Mametz Wood: Haunting photos show scars left behind
The signs of war are still visible in live ammunition shells being pushed up by the roots of trees.
They are clear in the rotting leather of the boots of soldiers, now a part of the undergrowth.
And, 100 years since one of the key strategic battles of the Somme, the detritus of war is still being uncovered by nature in Mametz Wood.
Photographer Aled Rhys Hughes has captured the haunting history of the wood in a series of pictures.
The battle of Mametz Wood was the first major battle of World War One for many Welsh soldiers, with 3,993 killed or injured there.
The woods were left a muddy mess of bodies and broken trees.
A century later rusting shells still remain stuck between branches, while others are uncovered by farmers ploughing the fields which also formed part of the battleground.
The wood in northern France, nearly a mile wide and more than a mile deep, was strategically important for the Allied Forces in the Battle of the Somme.
The 38th (Welsh) Division spent five days trying to take the woods from German soldiers firmly entrenched there, and the haunting photographs show how the evidence of war in the woods has remained.
Mr Rhys Hughes, from the Rhondda, has visited Mametz Wood every summer for the last five years photographing the landscape for a book on how the woodland still reflects the events of July 1916.
His annual visits started in 2009 after he made a snap decision to visit the wood while on holiday in France.
"I was immediately taken hold of by the place, or rather the place took hold of me," said the photographer.
"On my way home I decided to stay for a couple of days and I took about 20 pictures, which is a lot for me as I shoot with a more traditional, old camera.
"The place seemed to have an atmosphere that I wanted to get across. I was there and although I was in France I felt like I was in Wales, there was a connection."
The Welsh soldiers were just seven months out of training when they entered into combat at Mametz Wood. Many had never fired a round in combat, and used broomsticks rather than rifles at drill practice.
In sharp contrast they faced the elite Lehr Regiment of Prussian Guards - highly-trained professional soldiers who were deeply entrenched in the dense woods.
Their trenches were dug into chalk and thick wire stretched through the battleground, while the wood was heavily fortified with machine guns.
It took the 38th (Welsh) Division five days to penetrate the woods.
On his walks through the 200 acres (80 hectares) of undergrowth the photographer found various kinds of ammunition as well as grenades and detonators.
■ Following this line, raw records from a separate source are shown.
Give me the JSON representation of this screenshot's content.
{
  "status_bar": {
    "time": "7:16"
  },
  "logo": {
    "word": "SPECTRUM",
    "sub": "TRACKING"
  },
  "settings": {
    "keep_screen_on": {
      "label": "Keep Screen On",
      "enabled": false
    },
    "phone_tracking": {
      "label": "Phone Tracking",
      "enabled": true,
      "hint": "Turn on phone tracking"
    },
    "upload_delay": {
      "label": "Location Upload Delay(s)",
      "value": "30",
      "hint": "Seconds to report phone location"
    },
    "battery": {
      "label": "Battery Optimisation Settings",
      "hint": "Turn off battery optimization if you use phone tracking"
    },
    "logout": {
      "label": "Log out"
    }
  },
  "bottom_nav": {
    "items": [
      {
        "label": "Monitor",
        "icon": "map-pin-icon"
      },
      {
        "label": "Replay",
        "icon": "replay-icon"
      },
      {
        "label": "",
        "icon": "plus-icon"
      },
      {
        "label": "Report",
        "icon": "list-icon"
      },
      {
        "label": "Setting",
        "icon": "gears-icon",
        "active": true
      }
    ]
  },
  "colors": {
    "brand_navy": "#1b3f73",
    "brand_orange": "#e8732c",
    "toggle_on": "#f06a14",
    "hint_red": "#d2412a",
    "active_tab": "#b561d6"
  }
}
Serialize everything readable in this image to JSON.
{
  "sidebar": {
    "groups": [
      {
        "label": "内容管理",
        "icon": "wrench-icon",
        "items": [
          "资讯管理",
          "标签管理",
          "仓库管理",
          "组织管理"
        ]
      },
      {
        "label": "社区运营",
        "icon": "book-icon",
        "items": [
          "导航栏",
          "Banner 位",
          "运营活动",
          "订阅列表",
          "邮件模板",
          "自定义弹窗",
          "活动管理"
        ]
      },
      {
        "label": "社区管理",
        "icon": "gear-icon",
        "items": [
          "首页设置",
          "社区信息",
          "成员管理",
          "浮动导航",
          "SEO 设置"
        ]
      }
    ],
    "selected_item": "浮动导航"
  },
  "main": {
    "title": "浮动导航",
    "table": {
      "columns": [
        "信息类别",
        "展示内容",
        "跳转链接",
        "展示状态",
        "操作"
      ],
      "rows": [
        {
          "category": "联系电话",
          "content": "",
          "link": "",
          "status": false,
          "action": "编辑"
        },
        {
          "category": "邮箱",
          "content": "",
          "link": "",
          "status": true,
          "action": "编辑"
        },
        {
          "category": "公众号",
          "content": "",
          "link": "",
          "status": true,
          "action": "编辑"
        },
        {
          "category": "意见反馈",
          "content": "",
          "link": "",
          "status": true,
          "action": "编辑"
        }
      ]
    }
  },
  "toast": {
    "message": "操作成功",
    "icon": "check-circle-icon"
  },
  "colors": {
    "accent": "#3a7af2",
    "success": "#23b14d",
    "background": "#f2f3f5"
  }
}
He said: "I went into the forest and was walking along and there was a live shell there. I remember seeing it and I couldn't believe that it had been there since the First World War, but there must have been so many ammunition shells fired there it would be impossible to clear.
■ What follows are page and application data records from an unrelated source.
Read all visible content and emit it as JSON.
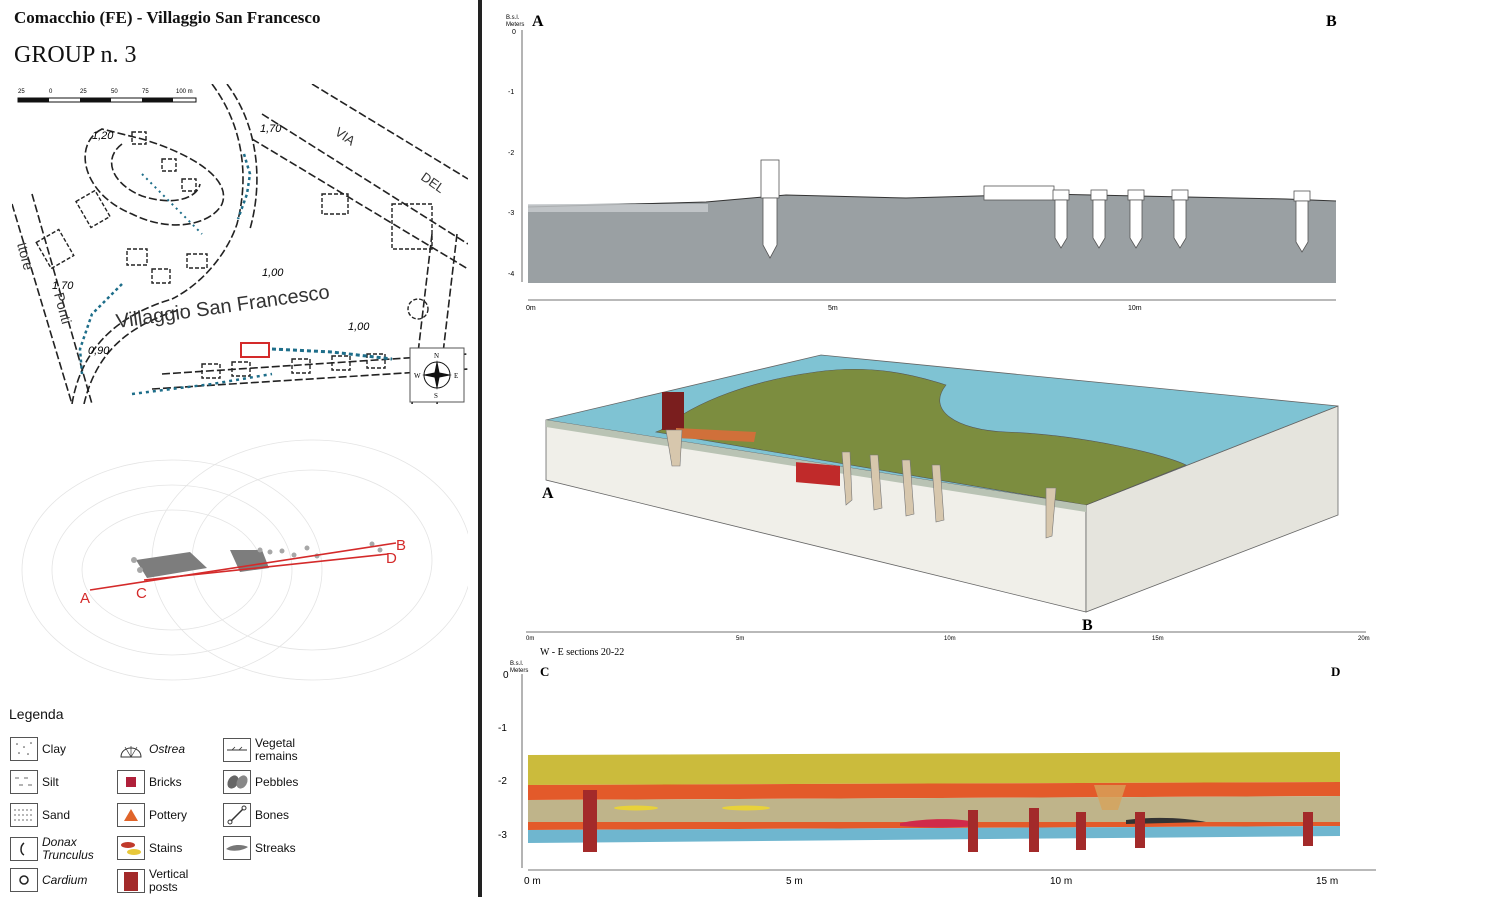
{
  "header": {
    "site_title": "Comacchio (FE) - Villaggio San Francesco",
    "group_title": "GROUP n. 3"
  },
  "map": {
    "scale_ticks": [
      "25",
      "0",
      "25",
      "50",
      "75",
      "100 m"
    ],
    "village_label": "Villaggio San Francesco",
    "street_via": "VIA",
    "street_del": "DEL",
    "street_tore": "ttore",
    "street_ponti": "Ponti",
    "elevations": [
      "1,20",
      "1,70",
      "1,00",
      "1,70",
      "1,00",
      "0,90"
    ],
    "compass": {
      "n": "N",
      "s": "S",
      "e": "E",
      "w": "W"
    }
  },
  "plan": {
    "labels": {
      "a": "A",
      "b": "B",
      "c": "C",
      "d": "D"
    },
    "line_color": "#d42a2a"
  },
  "legend": {
    "title": "Legenda",
    "items": [
      {
        "label": "Clay",
        "italic": false
      },
      {
        "label": "Silt",
        "italic": false
      },
      {
        "label": "Sand",
        "italic": false
      },
      {
        "label": "Donax",
        "sub": "Trunculus",
        "italic": true
      },
      {
        "label": "Cardium",
        "italic": true
      },
      {
        "label": "Ostrea",
        "italic": true
      },
      {
        "label": "Bricks",
        "italic": false
      },
      {
        "label": "Pottery",
        "italic": false
      },
      {
        "label": "Stains",
        "italic": false
      },
      {
        "label": "Vertical",
        "sub": "posts",
        "italic": false
      },
      {
        "label": "Vegetal",
        "sub": "remains",
        "italic": false
      },
      {
        "label": "Pebbles",
        "italic": false
      },
      {
        "label": "Bones",
        "italic": false
      },
      {
        "label": "Streaks",
        "italic": false
      }
    ]
  },
  "section_ab": {
    "y_axis_title": [
      "B.s.l.",
      "Meters"
    ],
    "corner_left": "A",
    "corner_right": "B",
    "y_ticks": [
      "0",
      "-1",
      "-2",
      "-3",
      "-4"
    ],
    "x_ticks": [
      "0m",
      "5m",
      "10m"
    ],
    "fill_color": "#9aa0a3"
  },
  "block_3d": {
    "corner_a": "A",
    "corner_b": "B",
    "x_ticks": [
      "0m",
      "5m",
      "10m",
      "15m",
      "20m"
    ],
    "colors": {
      "top_green": "#7c8d3f",
      "water": "#7fc3d3",
      "side": "#f0efe9",
      "brick": "#c02a2a"
    }
  },
  "section_cd": {
    "caption": "W - E sections 20-22",
    "y_axis_title": [
      "B.s.l.",
      "Meters"
    ],
    "corner_left": "C",
    "corner_right": "D",
    "y_ticks": [
      "0",
      "-1",
      "-2",
      "-3"
    ],
    "x_ticks": [
      "0 m",
      "5 m",
      "10 m",
      "15 m"
    ],
    "colors": {
      "yellow": "#cbbb3c",
      "orange": "#e35a2a",
      "silt": "#bfb48a",
      "blue": "#6fb6cf",
      "post": "#a32a2a"
    }
  }
}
"On other occasions I found the roots of the trees pushing shells and other things up out of the ground."
Wartime bunkers, dug by both sides to protect the land gained, run through sections of the wood, now covered with a carpet of green.
"There are clear remnants there from the war, you can see crater holes and the remains of trenches," said Mr Rhys Hughes.
"It felt eerie. I felt like I was documenting an event that happened 100 years ago."
Photos featured are part of an exhibition at the National Library of Wales running until 3 December 2016